If I remembered how many people I’ve killed, I might feel some remorse. But I don’t. So I can’t. It’s not in me.

Killing. That’s in me.

It’s like a hunger, of sorts. But not quite.

People speak of watershed moments. That split-second decision which puts you on the left fork, rather than the right. The one which changes the course of your life.


My watershed moment came the day I spilled her blood. We met at a bar. Naturally. She seemed young, too young. I swear, I swear, I swear that I was about to pay for my beer and leave. I should have.

But her eyes.

They were... beyond mesmerizing. They were hypnotizing.

I walked over and made chat. Soon, we were driving back to her place. She lit candles, incense, then poured two tall glasses of red, and handed me one.

Cabernet?” I asked.

No,” she said, taking a lusty swig. “Blood.”

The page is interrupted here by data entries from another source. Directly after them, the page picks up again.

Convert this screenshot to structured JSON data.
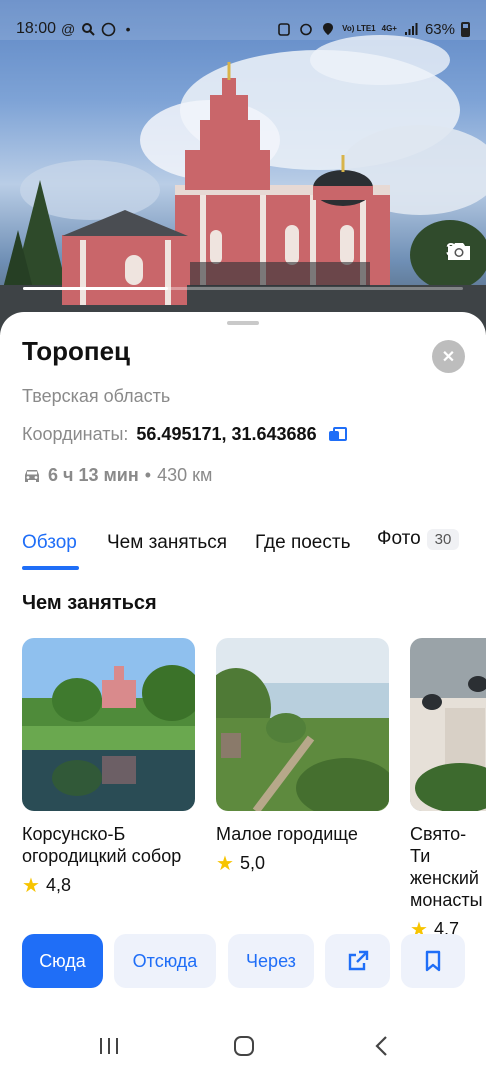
{
  "status_bar": {
    "time": "18:00",
    "net_label": "Vo) LTE1",
    "signal_label": "4G+",
    "battery": "63%"
  },
  "hero": {
    "photo_count": "30",
    "progress_fraction": 0.33
  },
  "place": {
    "title": "Торопец",
    "region": "Тверская область",
    "coords_label": "Координаты:",
    "coords_value": "56.495171, 31.643686",
    "route_duration": "6 ч 13 мин",
    "route_separator": "•",
    "route_distance": "430 км"
  },
  "tabs": [
    {
      "label": "Обзор",
      "active": true
    },
    {
      "label": "Чем заняться"
    },
    {
      "label": "Где поесть"
    },
    {
      "label": "Фото",
      "badge": "30"
    }
  ],
  "section": {
    "title": "Чем заняться"
  },
  "cards": [
    {
      "name": "Корсунско-Б огородицкий собор",
      "rating": "4,8"
    },
    {
      "name": "Малое городище",
      "rating": "5,0"
    },
    {
      "name": "Свято-Ти женский монасты",
      "rating": "4,7"
    }
  ],
  "actions": {
    "here": "Сюда",
    "from": "Отсюда",
    "via": "Через",
    "share_icon": "share-icon",
    "bookmark_icon": "bookmark-icon"
  },
  "colors": {
    "accent": "#1f6ef7",
    "star": "#f7c400"
  }
}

I threw it in her face.

The lesson? Never cross a voodoo queen.

One thousand years of imprisonment in the body of the un-dead. Feasting on humans. Not because I want to. Because I have to.

That’s why I troll the swamps around the LCIW, officially the Louisiana Correctional Institute for Women. The escapees are easier to overcome. They’re softer. And desperate, since the LCIW is the state’s female death row.

Though their brains are messed up, too.

And remember kids, please stop by Indies Unlimited this Wednesday afternoon (5:00 p.m. - ish EST to 8:00 p.m. sharp) and vote.